**MATERIAL PROVIDED:**
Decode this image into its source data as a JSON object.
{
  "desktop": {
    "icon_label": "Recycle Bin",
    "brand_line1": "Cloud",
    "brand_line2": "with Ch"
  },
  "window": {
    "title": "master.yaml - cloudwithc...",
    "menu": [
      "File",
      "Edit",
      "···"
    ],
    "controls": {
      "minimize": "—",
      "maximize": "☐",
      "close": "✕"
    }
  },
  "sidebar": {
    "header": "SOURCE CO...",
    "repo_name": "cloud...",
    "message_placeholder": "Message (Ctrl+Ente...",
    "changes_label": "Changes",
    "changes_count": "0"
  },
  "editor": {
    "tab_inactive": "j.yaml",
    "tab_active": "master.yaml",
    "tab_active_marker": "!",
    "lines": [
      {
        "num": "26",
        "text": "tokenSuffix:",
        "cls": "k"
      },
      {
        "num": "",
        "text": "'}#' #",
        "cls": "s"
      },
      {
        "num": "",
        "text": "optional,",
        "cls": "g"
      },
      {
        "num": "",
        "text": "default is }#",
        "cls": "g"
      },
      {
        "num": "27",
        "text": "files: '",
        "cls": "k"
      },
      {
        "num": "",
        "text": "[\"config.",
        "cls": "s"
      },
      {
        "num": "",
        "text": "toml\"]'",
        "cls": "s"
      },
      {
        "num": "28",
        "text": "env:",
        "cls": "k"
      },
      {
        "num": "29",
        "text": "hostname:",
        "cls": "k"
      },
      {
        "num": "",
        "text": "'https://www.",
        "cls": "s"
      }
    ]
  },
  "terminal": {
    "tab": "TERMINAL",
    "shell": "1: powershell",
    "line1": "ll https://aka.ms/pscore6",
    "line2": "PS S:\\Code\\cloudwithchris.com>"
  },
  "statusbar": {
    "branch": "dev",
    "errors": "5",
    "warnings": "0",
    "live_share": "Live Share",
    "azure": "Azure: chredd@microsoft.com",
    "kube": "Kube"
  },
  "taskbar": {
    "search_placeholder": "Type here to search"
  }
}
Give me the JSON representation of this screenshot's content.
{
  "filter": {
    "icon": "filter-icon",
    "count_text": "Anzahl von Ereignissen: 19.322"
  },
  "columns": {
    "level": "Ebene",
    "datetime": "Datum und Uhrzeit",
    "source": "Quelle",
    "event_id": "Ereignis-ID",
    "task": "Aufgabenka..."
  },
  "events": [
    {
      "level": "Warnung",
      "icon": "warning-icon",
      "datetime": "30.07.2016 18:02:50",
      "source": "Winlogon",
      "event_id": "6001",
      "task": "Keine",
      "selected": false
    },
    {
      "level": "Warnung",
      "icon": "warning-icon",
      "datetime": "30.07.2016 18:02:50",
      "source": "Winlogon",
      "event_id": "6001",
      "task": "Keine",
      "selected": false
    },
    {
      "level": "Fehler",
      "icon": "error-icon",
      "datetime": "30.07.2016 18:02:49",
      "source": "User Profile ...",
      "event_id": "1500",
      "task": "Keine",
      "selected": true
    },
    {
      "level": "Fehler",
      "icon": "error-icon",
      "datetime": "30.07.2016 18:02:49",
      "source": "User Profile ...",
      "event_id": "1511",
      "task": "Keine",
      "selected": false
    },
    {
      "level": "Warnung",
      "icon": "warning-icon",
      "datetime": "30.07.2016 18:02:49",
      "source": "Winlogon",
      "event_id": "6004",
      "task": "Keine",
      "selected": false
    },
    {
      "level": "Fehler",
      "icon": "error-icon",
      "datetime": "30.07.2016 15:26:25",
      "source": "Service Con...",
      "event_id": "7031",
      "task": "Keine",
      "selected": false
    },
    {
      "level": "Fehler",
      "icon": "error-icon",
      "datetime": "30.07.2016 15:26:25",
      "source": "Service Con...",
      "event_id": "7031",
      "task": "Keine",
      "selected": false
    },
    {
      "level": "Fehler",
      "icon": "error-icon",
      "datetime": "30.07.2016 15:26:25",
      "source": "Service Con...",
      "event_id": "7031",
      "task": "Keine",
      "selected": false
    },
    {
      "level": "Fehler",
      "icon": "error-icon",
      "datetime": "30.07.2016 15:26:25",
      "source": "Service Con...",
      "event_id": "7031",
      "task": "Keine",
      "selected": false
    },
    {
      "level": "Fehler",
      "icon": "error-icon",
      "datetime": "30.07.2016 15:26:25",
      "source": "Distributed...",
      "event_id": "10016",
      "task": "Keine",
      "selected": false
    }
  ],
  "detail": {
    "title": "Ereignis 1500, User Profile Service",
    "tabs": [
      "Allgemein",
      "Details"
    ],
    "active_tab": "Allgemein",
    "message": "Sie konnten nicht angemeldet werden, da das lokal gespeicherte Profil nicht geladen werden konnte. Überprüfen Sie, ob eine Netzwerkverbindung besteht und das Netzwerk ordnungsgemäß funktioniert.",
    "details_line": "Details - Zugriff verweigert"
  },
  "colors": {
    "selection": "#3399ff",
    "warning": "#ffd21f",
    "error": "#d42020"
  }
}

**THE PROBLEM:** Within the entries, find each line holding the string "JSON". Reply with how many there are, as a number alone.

**EXERCISE RESPONSE:** 2